After a few minutes, Leavy suddenly announced that he had a strange feeling—a feeling that he might die that very day. At that very moment, the phone rang and broke the heavy atmosphere brought on by the fireman’s words. A fire was raging at a building quite a long way from the fire department, and no time was to be wasted.

In just a few minutes, Francis Leavy and his fellow firefighters were on the scene, assessing the situation and helping those trapped on the top floors. Everything seemed to be on track to rescue everyone from the building. Then, suddenly, the flames engulfed the lower part of the building, and the roof caved in. As soon as this happened, the walls came crashing down, pinning many people under the rubble—including Leavy. Leavy’s grim premonition came true. He lost his life that day trying to save others.

The very next day, trying to come to terms with the loss of Leavy, his colleagues sat at the firehouse thinking about the events of the previous day. Suddenly, they noticed something strange on one of the windows. It looked like a handprint smudged onto the glass. Eerily, it was the very same window that Francis Leavy was busy washing the day before.

The firemen cleaned the window again, but the print stubbornly refused to disappear. For many years, the handprint remained on the window in spite of chemicals used to try and remove it. The strange mystery remained unsolved, but came to an abrupt end when a newspaper boy threw a paper against the window in 1944, causing it to shatter into pieces.
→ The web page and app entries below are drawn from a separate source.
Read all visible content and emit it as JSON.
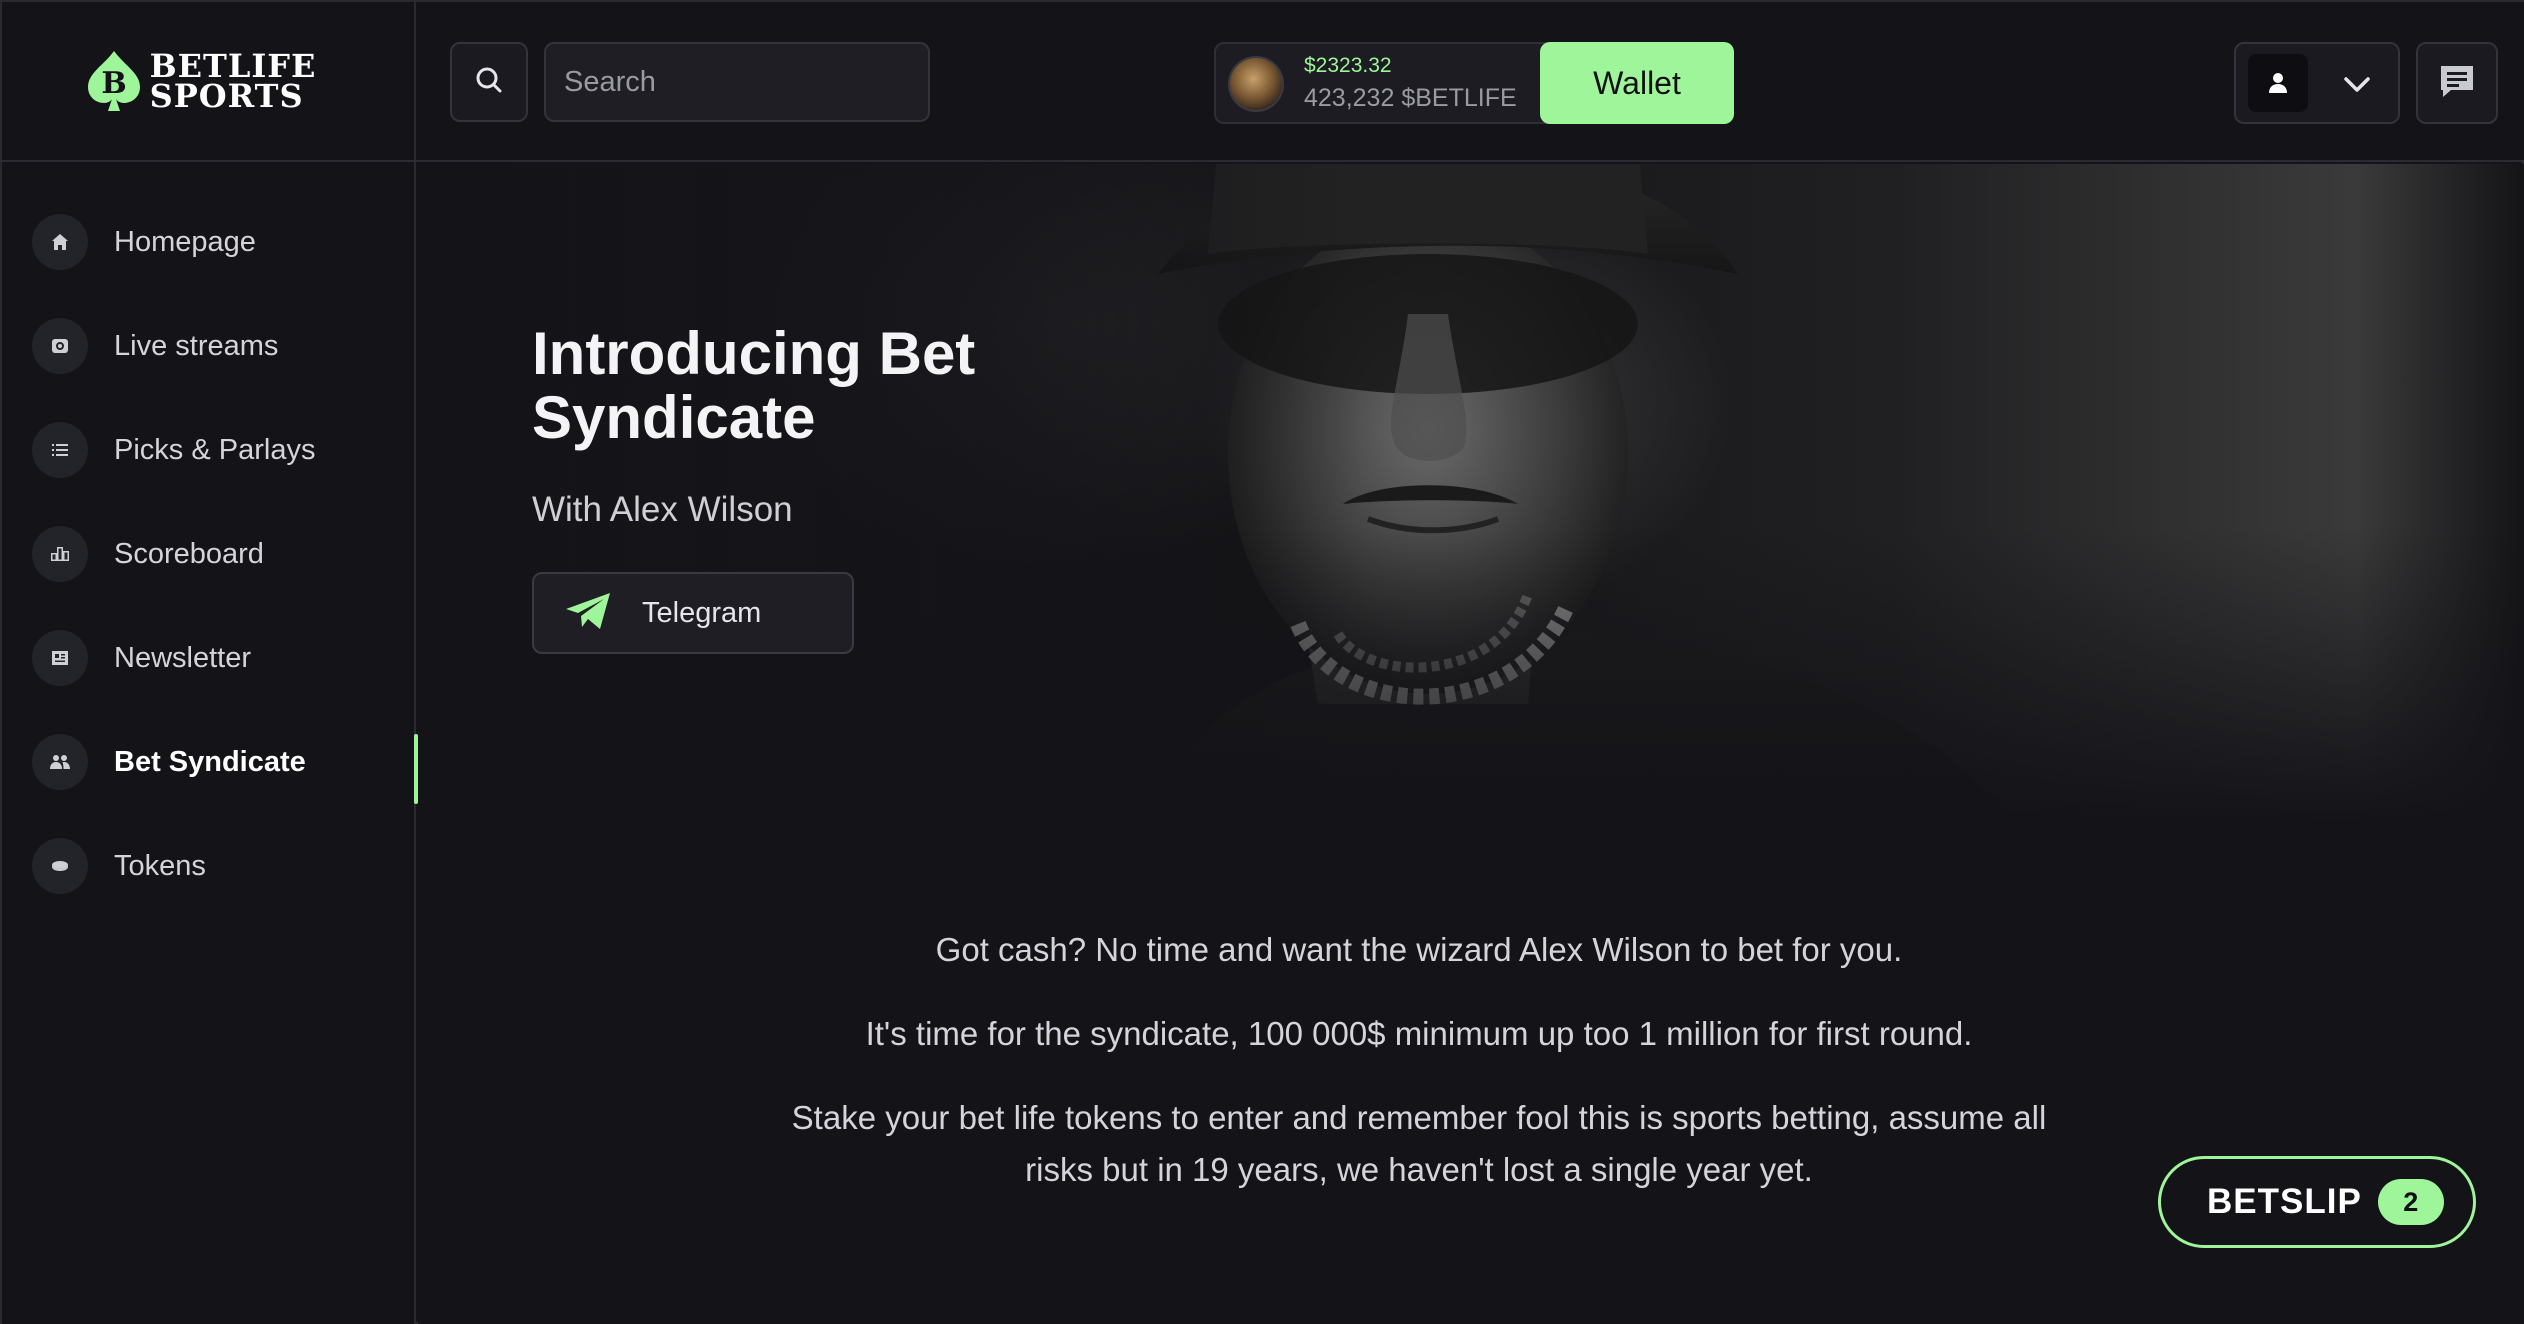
{
  "brand": {
    "line1": "BETLIFE",
    "line2": "SPORTS",
    "accent": "#9ff59a"
  },
  "sidebar": {
    "items": [
      {
        "label": "Homepage",
        "icon": "home-icon",
        "active": false
      },
      {
        "label": "Live streams",
        "icon": "camera-icon",
        "active": false
      },
      {
        "label": "Picks & Parlays",
        "icon": "list-icon",
        "active": false
      },
      {
        "label": "Scoreboard",
        "icon": "podium-icon",
        "active": false
      },
      {
        "label": "Newsletter",
        "icon": "newspaper-icon",
        "active": false
      },
      {
        "label": "Bet Syndicate",
        "icon": "group-icon",
        "active": true
      },
      {
        "label": "Tokens",
        "icon": "coin-icon",
        "active": false
      }
    ]
  },
  "topbar": {
    "search_placeholder": "Search",
    "balance_usd": "$2323.32",
    "balance_tokens": "423,232 $BETLIFE",
    "wallet_label": "Wallet"
  },
  "hero": {
    "title": "Introducing Bet Syndicate",
    "subtitle": "With Alex Wilson",
    "telegram_label": "Telegram"
  },
  "body": {
    "p1": "Got cash? No time and want the wizard Alex Wilson to bet for you.",
    "p2": "It's time for the syndicate, 100 000$ minimum up too 1 million for first round.",
    "p3": "Stake your bet life tokens to enter and remember fool this is sports betting, assume all risks but in 19 years, we haven't lost a single year yet."
  },
  "betslip": {
    "label": "BETSLIP",
    "count": "2"
  }
}
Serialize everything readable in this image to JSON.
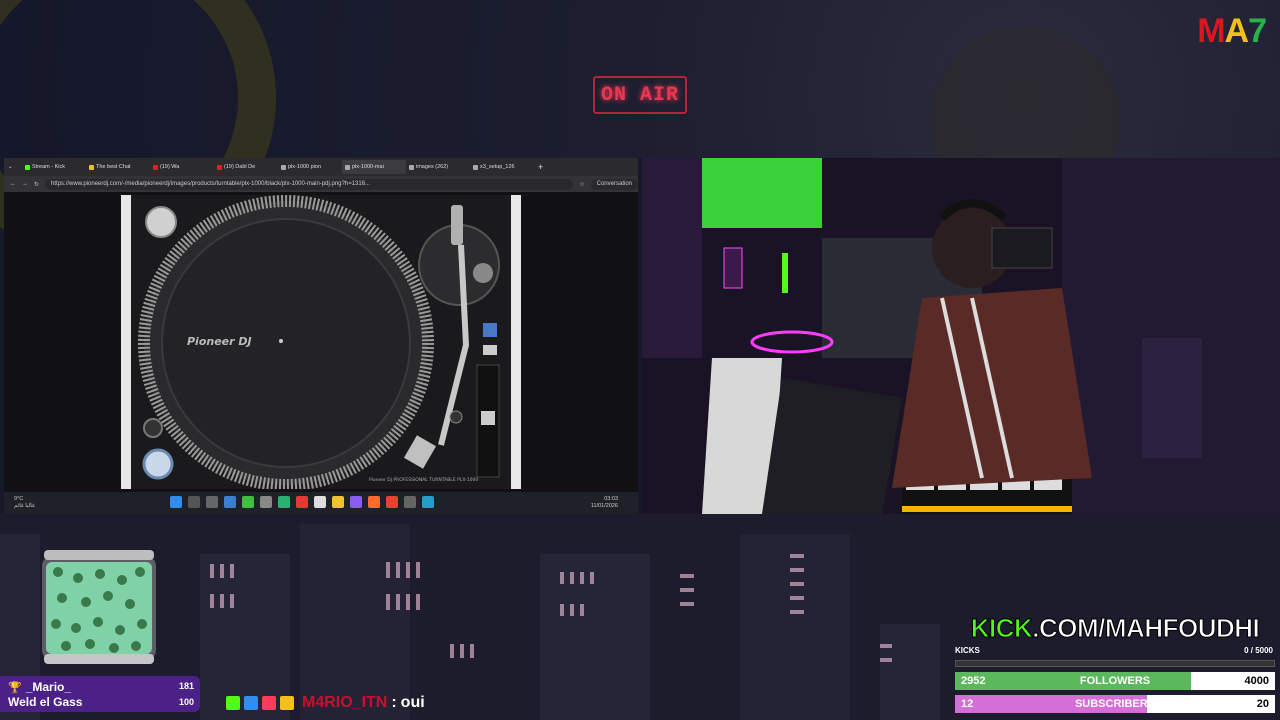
{
  "overlay": {
    "logo": {
      "m": "M",
      "a": "A",
      "s": "7"
    },
    "on_air": "ON AIR"
  },
  "browser": {
    "tabs": [
      "Stream - Kick",
      "The best Chat",
      "(19) Wa",
      "(19) Dabl De",
      "plx-1000 pion",
      "plx-1000-mai",
      "images (262)",
      "x3_setup_126"
    ],
    "url": "https://www.pioneerdj.com/-/media/pioneerdj/images/products/turntable/plx-1000/black/plx-1000-main-pdj.png?h=1316...",
    "conversation_label": "Conversation",
    "turntable": {
      "brand": "Pioneer DJ",
      "model": "PLX-1000",
      "caption": "Pioneer Dj   PROFESSIONAL TURNTABLE   PLX-1000"
    },
    "taskbar": {
      "temp": "9°C",
      "weather_text": "غالبا غائم",
      "time": "03:03",
      "date": "11/01/2026"
    }
  },
  "alert": {
    "name": "_Mario_",
    "message": "Weld el Gass",
    "value1": "181",
    "value2": "100"
  },
  "chat": {
    "user": "M4RIO_ITN",
    "sep": ":",
    "message": "oui"
  },
  "kick": {
    "logo_green": "KICK",
    "logo_white": ".COM/MAHFOUDHI",
    "kicks_label": "KICKS",
    "kicks_value": "0  /  5000",
    "kicks_progress": 0,
    "followers": {
      "current": "2952",
      "label": "FOLLOWERS",
      "goal": "4000",
      "progress": 0.738,
      "color": "#5cb85c"
    },
    "subscribers": {
      "current": "12",
      "label": "SUBSCRIBERS",
      "goal": "20",
      "progress": 0.6,
      "color": "#d36fd6"
    }
  }
}
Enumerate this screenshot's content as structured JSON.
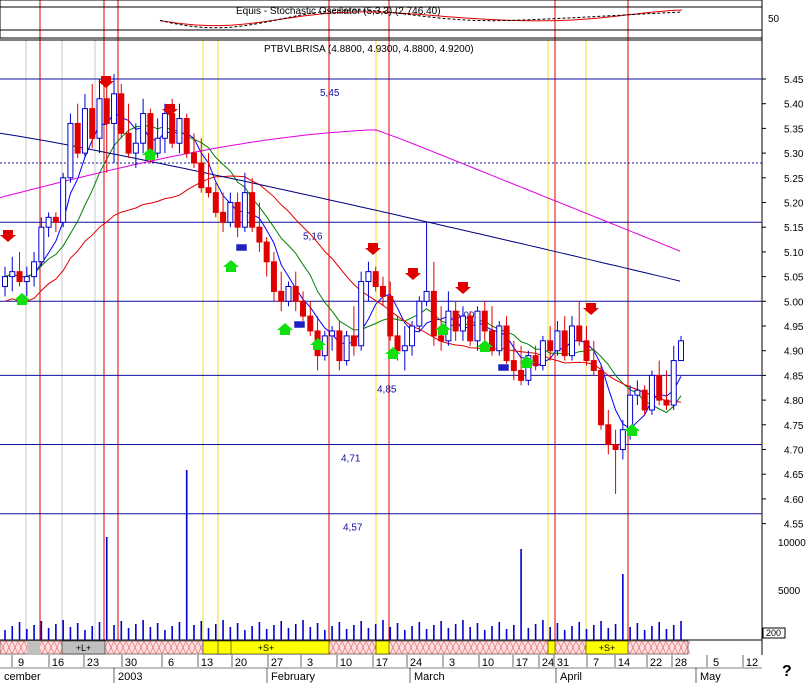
{
  "chart_data": {
    "type": "candlestick",
    "title": "PTBVLBRISA",
    "ohlc_label": "PTBVLBRISA (4.8800, 4.9300, 4.8800, 4.9200)",
    "indicator_title": "Equis - Stochastic Oscillator (5,3,3) (2,746.40)",
    "indicator_axis_label": "50",
    "price_axis": {
      "ticks": [
        "5.45",
        "5.40",
        "5.35",
        "5.30",
        "5.25",
        "5.20",
        "5.15",
        "5.10",
        "5.05",
        "5.00",
        "4.95",
        "4.90",
        "4.85",
        "4.80",
        "4.75",
        "4.70",
        "4.65",
        "4.60",
        "4.55"
      ],
      "ylim": [
        4.53,
        5.47
      ]
    },
    "volume_axis": {
      "ticks": [
        "10000",
        "5000"
      ]
    },
    "volume_box_label": "200",
    "horizontal_levels": [
      {
        "label": "5,45",
        "value": 5.45
      },
      {
        "label": "5,16",
        "value": 5.16
      },
      {
        "label": "5,00",
        "value": 5.0
      },
      {
        "label": "4,85",
        "value": 4.85
      },
      {
        "label": "4,71",
        "value": 4.71
      },
      {
        "label": "4,57",
        "value": 4.57
      }
    ],
    "dotted_level": 5.28,
    "date_ticks": [
      "9",
      "16",
      "23",
      "30",
      "6",
      "13",
      "20",
      "27",
      "3",
      "10",
      "17",
      "24",
      "3",
      "10",
      "17",
      "24",
      "31",
      "7",
      "14",
      "22",
      "28",
      "5",
      "12"
    ],
    "month_labels": [
      {
        "label": "cember"
      },
      {
        "label": "2003"
      },
      {
        "label": "February"
      },
      {
        "label": "March"
      },
      {
        "label": "April"
      },
      {
        "label": "May"
      }
    ],
    "signal_bar_labels": [
      "+L+",
      "+S+",
      "+S+"
    ],
    "corner_mark": "?",
    "ma_colors": {
      "blue": "#0000ff",
      "green": "#008000",
      "red": "#e00000",
      "navy": "#000080",
      "magenta": "#e000e0"
    },
    "candles": [
      {
        "o": 5.03,
        "h": 5.07,
        "l": 5.01,
        "c": 5.05
      },
      {
        "o": 5.05,
        "h": 5.09,
        "l": 5.02,
        "c": 5.06
      },
      {
        "o": 5.06,
        "h": 5.1,
        "l": 5.03,
        "c": 5.04
      },
      {
        "o": 5.04,
        "h": 5.07,
        "l": 5.01,
        "c": 5.05
      },
      {
        "o": 5.05,
        "h": 5.1,
        "l": 5.03,
        "c": 5.08
      },
      {
        "o": 5.08,
        "h": 5.17,
        "l": 5.07,
        "c": 5.15
      },
      {
        "o": 5.15,
        "h": 5.18,
        "l": 5.13,
        "c": 5.17
      },
      {
        "o": 5.17,
        "h": 5.18,
        "l": 5.14,
        "c": 5.16
      },
      {
        "o": 5.16,
        "h": 5.26,
        "l": 5.15,
        "c": 5.25
      },
      {
        "o": 5.25,
        "h": 5.38,
        "l": 5.24,
        "c": 5.36
      },
      {
        "o": 5.36,
        "h": 5.4,
        "l": 5.29,
        "c": 5.3
      },
      {
        "o": 5.3,
        "h": 5.42,
        "l": 5.29,
        "c": 5.39
      },
      {
        "o": 5.39,
        "h": 5.44,
        "l": 5.31,
        "c": 5.33
      },
      {
        "o": 5.33,
        "h": 5.45,
        "l": 5.3,
        "c": 5.41
      },
      {
        "o": 5.41,
        "h": 5.45,
        "l": 5.26,
        "c": 5.36
      },
      {
        "o": 5.36,
        "h": 5.46,
        "l": 5.28,
        "c": 5.42
      },
      {
        "o": 5.42,
        "h": 5.44,
        "l": 5.33,
        "c": 5.34
      },
      {
        "o": 5.34,
        "h": 5.4,
        "l": 5.29,
        "c": 5.3
      },
      {
        "o": 5.3,
        "h": 5.36,
        "l": 5.27,
        "c": 5.32
      },
      {
        "o": 5.32,
        "h": 5.41,
        "l": 5.3,
        "c": 5.38
      },
      {
        "o": 5.38,
        "h": 5.39,
        "l": 5.28,
        "c": 5.3
      },
      {
        "o": 5.3,
        "h": 5.37,
        "l": 5.29,
        "c": 5.33
      },
      {
        "o": 5.33,
        "h": 5.4,
        "l": 5.3,
        "c": 5.38
      },
      {
        "o": 5.38,
        "h": 5.41,
        "l": 5.31,
        "c": 5.32
      },
      {
        "o": 5.32,
        "h": 5.4,
        "l": 5.3,
        "c": 5.37
      },
      {
        "o": 5.37,
        "h": 5.38,
        "l": 5.29,
        "c": 5.3
      },
      {
        "o": 5.3,
        "h": 5.34,
        "l": 5.27,
        "c": 5.28
      },
      {
        "o": 5.28,
        "h": 5.33,
        "l": 5.22,
        "c": 5.23
      },
      {
        "o": 5.23,
        "h": 5.3,
        "l": 5.21,
        "c": 5.22
      },
      {
        "o": 5.22,
        "h": 5.24,
        "l": 5.17,
        "c": 5.18
      },
      {
        "o": 5.18,
        "h": 5.22,
        "l": 5.14,
        "c": 5.16
      },
      {
        "o": 5.16,
        "h": 5.22,
        "l": 5.15,
        "c": 5.2
      },
      {
        "o": 5.2,
        "h": 5.22,
        "l": 5.13,
        "c": 5.15
      },
      {
        "o": 5.15,
        "h": 5.26,
        "l": 5.14,
        "c": 5.22
      },
      {
        "o": 5.22,
        "h": 5.25,
        "l": 5.14,
        "c": 5.15
      },
      {
        "o": 5.15,
        "h": 5.2,
        "l": 5.1,
        "c": 5.12
      },
      {
        "o": 5.12,
        "h": 5.13,
        "l": 5.05,
        "c": 5.08
      },
      {
        "o": 5.08,
        "h": 5.1,
        "l": 5.0,
        "c": 5.02
      },
      {
        "o": 5.02,
        "h": 5.06,
        "l": 4.98,
        "c": 5.0
      },
      {
        "o": 5.0,
        "h": 5.04,
        "l": 4.99,
        "c": 5.03
      },
      {
        "o": 5.03,
        "h": 5.06,
        "l": 4.98,
        "c": 5.0
      },
      {
        "o": 5.0,
        "h": 5.02,
        "l": 4.96,
        "c": 4.97
      },
      {
        "o": 4.97,
        "h": 5.0,
        "l": 4.93,
        "c": 4.94
      },
      {
        "o": 4.94,
        "h": 4.97,
        "l": 4.86,
        "c": 4.89
      },
      {
        "o": 4.89,
        "h": 4.94,
        "l": 4.88,
        "c": 4.93
      },
      {
        "o": 4.93,
        "h": 4.95,
        "l": 4.9,
        "c": 4.94
      },
      {
        "o": 4.94,
        "h": 4.96,
        "l": 4.86,
        "c": 4.88
      },
      {
        "o": 4.88,
        "h": 4.94,
        "l": 4.87,
        "c": 4.93
      },
      {
        "o": 4.93,
        "h": 4.99,
        "l": 4.89,
        "c": 4.91
      },
      {
        "o": 4.91,
        "h": 5.06,
        "l": 4.9,
        "c": 5.04
      },
      {
        "o": 5.04,
        "h": 5.08,
        "l": 5.0,
        "c": 5.06
      },
      {
        "o": 5.06,
        "h": 5.07,
        "l": 5.02,
        "c": 5.03
      },
      {
        "o": 5.03,
        "h": 5.05,
        "l": 4.99,
        "c": 5.01
      },
      {
        "o": 5.01,
        "h": 5.04,
        "l": 4.92,
        "c": 4.93
      },
      {
        "o": 4.93,
        "h": 4.97,
        "l": 4.88,
        "c": 4.9
      },
      {
        "o": 4.9,
        "h": 4.95,
        "l": 4.86,
        "c": 4.91
      },
      {
        "o": 4.91,
        "h": 4.96,
        "l": 4.89,
        "c": 4.95
      },
      {
        "o": 4.95,
        "h": 5.01,
        "l": 4.94,
        "c": 5.0
      },
      {
        "o": 5.0,
        "h": 5.16,
        "l": 4.99,
        "c": 5.02
      },
      {
        "o": 5.02,
        "h": 5.08,
        "l": 4.91,
        "c": 4.93
      },
      {
        "o": 4.93,
        "h": 4.99,
        "l": 4.9,
        "c": 4.92
      },
      {
        "o": 4.92,
        "h": 5.02,
        "l": 4.91,
        "c": 4.98
      },
      {
        "o": 4.98,
        "h": 5.0,
        "l": 4.92,
        "c": 4.94
      },
      {
        "o": 4.94,
        "h": 4.99,
        "l": 4.92,
        "c": 4.97
      },
      {
        "o": 4.97,
        "h": 4.98,
        "l": 4.91,
        "c": 4.92
      },
      {
        "o": 4.92,
        "h": 4.99,
        "l": 4.9,
        "c": 4.98
      },
      {
        "o": 4.98,
        "h": 5.0,
        "l": 4.92,
        "c": 4.94
      },
      {
        "o": 4.94,
        "h": 4.99,
        "l": 4.89,
        "c": 4.9
      },
      {
        "o": 4.9,
        "h": 4.96,
        "l": 4.89,
        "c": 4.95
      },
      {
        "o": 4.95,
        "h": 4.97,
        "l": 4.87,
        "c": 4.88
      },
      {
        "o": 4.88,
        "h": 4.92,
        "l": 4.84,
        "c": 4.86
      },
      {
        "o": 4.86,
        "h": 4.91,
        "l": 4.83,
        "c": 4.84
      },
      {
        "o": 4.84,
        "h": 4.9,
        "l": 4.83,
        "c": 4.89
      },
      {
        "o": 4.89,
        "h": 4.91,
        "l": 4.86,
        "c": 4.87
      },
      {
        "o": 4.87,
        "h": 4.93,
        "l": 4.86,
        "c": 4.92
      },
      {
        "o": 4.92,
        "h": 4.95,
        "l": 4.88,
        "c": 4.9
      },
      {
        "o": 4.9,
        "h": 4.96,
        "l": 4.89,
        "c": 4.94
      },
      {
        "o": 4.94,
        "h": 4.97,
        "l": 4.88,
        "c": 4.89
      },
      {
        "o": 4.89,
        "h": 4.97,
        "l": 4.88,
        "c": 4.95
      },
      {
        "o": 4.95,
        "h": 5.0,
        "l": 4.91,
        "c": 4.92
      },
      {
        "o": 4.92,
        "h": 4.95,
        "l": 4.87,
        "c": 4.88
      },
      {
        "o": 4.88,
        "h": 4.92,
        "l": 4.85,
        "c": 4.86
      },
      {
        "o": 4.86,
        "h": 4.87,
        "l": 4.74,
        "c": 4.75
      },
      {
        "o": 4.75,
        "h": 4.78,
        "l": 4.69,
        "c": 4.71
      },
      {
        "o": 4.71,
        "h": 4.74,
        "l": 4.61,
        "c": 4.7
      },
      {
        "o": 4.7,
        "h": 4.76,
        "l": 4.68,
        "c": 4.74
      },
      {
        "o": 4.74,
        "h": 4.83,
        "l": 4.72,
        "c": 4.81
      },
      {
        "o": 4.81,
        "h": 4.84,
        "l": 4.79,
        "c": 4.82
      },
      {
        "o": 4.82,
        "h": 4.83,
        "l": 4.77,
        "c": 4.78
      },
      {
        "o": 4.78,
        "h": 4.86,
        "l": 4.77,
        "c": 4.85
      },
      {
        "o": 4.85,
        "h": 4.88,
        "l": 4.79,
        "c": 4.8
      },
      {
        "o": 4.8,
        "h": 4.86,
        "l": 4.78,
        "c": 4.79
      },
      {
        "o": 4.79,
        "h": 4.91,
        "l": 4.78,
        "c": 4.88
      },
      {
        "o": 4.88,
        "h": 4.93,
        "l": 4.88,
        "c": 4.92
      }
    ]
  }
}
I don't know about you, but I find this story both sad and joyful at the same time. Call me strange, but I do!

Coffee in the kitchen today!